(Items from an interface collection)
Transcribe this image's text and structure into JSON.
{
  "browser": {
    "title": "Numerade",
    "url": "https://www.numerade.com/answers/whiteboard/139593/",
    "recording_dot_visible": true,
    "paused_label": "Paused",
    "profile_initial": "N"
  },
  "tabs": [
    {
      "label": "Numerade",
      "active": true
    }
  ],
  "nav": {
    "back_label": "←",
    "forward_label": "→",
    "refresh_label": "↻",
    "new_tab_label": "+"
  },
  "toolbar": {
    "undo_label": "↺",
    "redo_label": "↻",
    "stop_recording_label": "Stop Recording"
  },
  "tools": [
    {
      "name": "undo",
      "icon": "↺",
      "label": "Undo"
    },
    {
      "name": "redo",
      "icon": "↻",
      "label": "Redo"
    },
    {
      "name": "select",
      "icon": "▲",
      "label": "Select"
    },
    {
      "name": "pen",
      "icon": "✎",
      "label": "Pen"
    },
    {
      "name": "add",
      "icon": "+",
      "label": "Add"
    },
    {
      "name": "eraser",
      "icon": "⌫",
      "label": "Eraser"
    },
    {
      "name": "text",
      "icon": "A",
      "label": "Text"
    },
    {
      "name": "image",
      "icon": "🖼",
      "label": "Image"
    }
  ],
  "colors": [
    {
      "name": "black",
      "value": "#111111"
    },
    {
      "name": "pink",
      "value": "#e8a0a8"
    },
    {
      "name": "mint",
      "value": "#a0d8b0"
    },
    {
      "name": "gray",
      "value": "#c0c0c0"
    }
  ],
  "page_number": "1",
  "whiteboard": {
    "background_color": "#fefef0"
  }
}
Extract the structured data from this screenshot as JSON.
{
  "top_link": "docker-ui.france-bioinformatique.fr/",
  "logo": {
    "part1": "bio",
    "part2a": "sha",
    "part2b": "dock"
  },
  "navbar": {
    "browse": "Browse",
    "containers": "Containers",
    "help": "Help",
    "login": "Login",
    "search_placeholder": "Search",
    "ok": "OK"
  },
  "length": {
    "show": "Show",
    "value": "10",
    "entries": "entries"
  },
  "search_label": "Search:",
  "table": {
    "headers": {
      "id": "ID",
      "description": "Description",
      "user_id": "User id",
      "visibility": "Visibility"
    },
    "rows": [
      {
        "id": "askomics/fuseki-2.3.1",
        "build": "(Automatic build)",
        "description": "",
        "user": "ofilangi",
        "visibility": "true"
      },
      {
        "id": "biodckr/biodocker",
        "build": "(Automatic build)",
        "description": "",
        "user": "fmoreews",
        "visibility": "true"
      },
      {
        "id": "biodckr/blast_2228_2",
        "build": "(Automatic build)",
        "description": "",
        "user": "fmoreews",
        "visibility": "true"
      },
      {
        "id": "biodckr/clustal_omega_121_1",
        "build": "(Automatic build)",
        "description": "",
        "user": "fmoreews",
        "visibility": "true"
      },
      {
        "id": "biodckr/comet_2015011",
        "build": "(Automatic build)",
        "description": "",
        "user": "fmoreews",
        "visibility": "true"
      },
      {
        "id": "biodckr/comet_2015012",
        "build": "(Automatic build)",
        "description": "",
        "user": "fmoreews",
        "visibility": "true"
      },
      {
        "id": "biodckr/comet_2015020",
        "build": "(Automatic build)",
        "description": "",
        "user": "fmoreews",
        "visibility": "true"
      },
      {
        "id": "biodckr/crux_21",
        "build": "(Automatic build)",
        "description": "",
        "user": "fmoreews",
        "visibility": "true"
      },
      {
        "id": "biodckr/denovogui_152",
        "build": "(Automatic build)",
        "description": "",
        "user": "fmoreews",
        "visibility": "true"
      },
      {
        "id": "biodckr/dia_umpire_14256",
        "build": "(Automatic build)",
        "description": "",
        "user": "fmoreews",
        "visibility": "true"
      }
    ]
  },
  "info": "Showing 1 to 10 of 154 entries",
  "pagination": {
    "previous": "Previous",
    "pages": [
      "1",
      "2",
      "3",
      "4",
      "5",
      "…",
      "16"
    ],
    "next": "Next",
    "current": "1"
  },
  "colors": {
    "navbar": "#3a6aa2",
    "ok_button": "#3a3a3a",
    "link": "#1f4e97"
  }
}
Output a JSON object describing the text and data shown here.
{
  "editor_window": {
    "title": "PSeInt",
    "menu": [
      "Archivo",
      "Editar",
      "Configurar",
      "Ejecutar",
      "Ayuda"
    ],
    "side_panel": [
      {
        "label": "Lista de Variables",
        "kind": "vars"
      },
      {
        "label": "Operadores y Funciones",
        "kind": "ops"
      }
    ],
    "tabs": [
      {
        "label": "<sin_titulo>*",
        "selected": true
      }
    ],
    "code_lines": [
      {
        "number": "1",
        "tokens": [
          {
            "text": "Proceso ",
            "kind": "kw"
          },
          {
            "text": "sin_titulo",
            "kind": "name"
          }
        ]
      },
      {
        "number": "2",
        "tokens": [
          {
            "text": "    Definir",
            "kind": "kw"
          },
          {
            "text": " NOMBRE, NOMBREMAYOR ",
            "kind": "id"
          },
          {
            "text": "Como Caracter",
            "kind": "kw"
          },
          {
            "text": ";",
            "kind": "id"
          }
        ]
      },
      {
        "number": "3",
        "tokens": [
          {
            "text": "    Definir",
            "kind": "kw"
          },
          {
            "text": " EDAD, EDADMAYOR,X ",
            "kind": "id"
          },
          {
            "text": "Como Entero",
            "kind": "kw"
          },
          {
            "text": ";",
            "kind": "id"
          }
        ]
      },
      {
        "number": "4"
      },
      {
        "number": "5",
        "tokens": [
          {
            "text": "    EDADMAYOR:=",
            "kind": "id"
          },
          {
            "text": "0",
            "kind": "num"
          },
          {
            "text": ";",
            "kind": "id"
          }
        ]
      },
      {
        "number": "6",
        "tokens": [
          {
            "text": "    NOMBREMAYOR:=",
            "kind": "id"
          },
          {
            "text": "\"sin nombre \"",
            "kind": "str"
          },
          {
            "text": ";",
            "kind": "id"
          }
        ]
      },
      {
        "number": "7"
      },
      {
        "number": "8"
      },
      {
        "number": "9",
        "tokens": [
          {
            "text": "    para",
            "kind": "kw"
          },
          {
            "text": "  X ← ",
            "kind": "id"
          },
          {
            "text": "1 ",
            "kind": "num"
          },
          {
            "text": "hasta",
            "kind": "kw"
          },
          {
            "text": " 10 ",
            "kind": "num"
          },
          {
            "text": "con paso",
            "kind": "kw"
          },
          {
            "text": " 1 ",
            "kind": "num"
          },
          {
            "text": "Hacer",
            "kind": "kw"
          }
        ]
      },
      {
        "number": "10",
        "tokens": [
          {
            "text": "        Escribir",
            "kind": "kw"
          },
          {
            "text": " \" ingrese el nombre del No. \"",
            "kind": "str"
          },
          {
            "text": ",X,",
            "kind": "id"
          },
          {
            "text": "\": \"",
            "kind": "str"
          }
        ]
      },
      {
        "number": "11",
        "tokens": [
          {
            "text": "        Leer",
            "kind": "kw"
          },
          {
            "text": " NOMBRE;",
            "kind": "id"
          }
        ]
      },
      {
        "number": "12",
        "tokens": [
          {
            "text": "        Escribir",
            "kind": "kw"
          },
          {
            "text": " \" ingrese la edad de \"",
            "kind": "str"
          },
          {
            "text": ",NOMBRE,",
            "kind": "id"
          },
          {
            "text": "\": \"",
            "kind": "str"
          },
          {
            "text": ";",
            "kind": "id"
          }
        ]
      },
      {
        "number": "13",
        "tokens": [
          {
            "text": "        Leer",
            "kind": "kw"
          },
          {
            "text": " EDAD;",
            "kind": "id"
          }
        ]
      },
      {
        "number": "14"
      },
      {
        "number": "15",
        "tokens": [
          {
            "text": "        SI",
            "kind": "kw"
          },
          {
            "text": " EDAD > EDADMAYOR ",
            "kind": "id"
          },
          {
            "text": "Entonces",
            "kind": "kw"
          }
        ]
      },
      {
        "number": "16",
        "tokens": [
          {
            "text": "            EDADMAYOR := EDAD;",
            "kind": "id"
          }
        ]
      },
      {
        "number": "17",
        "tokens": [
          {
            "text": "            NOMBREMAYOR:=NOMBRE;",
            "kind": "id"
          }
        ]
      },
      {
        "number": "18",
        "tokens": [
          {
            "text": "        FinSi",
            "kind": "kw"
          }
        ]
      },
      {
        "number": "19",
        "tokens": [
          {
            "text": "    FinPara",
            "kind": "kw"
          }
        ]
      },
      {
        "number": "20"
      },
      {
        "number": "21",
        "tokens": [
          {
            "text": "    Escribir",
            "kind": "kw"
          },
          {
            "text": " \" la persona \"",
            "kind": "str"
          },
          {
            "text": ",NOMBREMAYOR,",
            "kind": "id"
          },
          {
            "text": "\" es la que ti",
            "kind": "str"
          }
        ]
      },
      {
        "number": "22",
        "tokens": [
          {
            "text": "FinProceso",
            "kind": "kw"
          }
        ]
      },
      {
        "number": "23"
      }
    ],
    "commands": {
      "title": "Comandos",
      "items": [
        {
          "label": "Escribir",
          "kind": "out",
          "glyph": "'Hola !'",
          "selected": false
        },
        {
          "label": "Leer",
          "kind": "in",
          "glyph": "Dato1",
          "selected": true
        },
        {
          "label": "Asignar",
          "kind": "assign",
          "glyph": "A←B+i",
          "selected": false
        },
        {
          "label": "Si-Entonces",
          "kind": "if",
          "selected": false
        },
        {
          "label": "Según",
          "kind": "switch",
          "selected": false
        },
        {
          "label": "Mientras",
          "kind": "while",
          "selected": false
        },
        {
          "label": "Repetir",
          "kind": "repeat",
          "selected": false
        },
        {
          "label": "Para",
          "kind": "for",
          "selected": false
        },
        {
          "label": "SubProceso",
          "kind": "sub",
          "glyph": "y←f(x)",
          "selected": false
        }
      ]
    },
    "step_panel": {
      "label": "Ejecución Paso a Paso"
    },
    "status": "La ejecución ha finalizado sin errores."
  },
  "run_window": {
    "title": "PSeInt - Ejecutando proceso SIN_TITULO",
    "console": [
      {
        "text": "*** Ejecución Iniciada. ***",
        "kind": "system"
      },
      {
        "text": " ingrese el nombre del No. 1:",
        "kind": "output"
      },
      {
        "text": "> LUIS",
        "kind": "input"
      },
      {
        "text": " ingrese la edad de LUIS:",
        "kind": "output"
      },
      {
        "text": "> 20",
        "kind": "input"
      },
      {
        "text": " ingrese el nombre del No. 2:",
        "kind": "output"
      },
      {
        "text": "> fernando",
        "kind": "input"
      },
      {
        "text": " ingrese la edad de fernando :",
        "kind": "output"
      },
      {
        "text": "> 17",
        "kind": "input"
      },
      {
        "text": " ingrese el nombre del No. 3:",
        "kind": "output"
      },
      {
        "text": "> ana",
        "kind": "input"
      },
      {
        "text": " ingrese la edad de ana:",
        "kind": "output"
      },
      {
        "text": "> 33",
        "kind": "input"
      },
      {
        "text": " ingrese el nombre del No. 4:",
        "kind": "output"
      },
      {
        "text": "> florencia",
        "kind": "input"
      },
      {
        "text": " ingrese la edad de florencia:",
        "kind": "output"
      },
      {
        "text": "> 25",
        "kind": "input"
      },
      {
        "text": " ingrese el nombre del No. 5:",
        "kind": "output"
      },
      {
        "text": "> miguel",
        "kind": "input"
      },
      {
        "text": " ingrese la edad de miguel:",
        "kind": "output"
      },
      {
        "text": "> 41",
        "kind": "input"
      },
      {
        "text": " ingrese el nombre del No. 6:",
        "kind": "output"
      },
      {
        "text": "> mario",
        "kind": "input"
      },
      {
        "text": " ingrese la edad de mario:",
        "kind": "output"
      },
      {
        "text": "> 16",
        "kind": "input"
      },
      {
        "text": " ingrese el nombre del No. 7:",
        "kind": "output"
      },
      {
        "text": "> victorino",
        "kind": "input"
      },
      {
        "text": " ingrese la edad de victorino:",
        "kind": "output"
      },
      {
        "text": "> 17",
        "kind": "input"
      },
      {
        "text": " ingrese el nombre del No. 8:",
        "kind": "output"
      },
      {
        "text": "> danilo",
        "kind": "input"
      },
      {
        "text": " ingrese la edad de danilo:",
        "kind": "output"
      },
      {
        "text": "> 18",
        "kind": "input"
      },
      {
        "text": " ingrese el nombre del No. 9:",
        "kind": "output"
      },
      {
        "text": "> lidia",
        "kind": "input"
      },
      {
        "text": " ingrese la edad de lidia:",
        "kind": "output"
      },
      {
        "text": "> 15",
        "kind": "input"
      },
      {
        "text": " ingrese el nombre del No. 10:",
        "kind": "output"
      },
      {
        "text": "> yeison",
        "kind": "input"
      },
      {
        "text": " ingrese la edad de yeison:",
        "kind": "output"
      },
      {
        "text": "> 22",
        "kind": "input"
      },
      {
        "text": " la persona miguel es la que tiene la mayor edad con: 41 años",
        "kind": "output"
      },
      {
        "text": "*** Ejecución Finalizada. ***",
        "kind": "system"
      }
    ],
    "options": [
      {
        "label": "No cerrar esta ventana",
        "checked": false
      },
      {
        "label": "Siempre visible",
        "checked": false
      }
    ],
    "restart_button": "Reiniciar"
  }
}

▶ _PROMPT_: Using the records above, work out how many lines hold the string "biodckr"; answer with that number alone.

▶ _RESULT OF THIS EXERCISE_: 9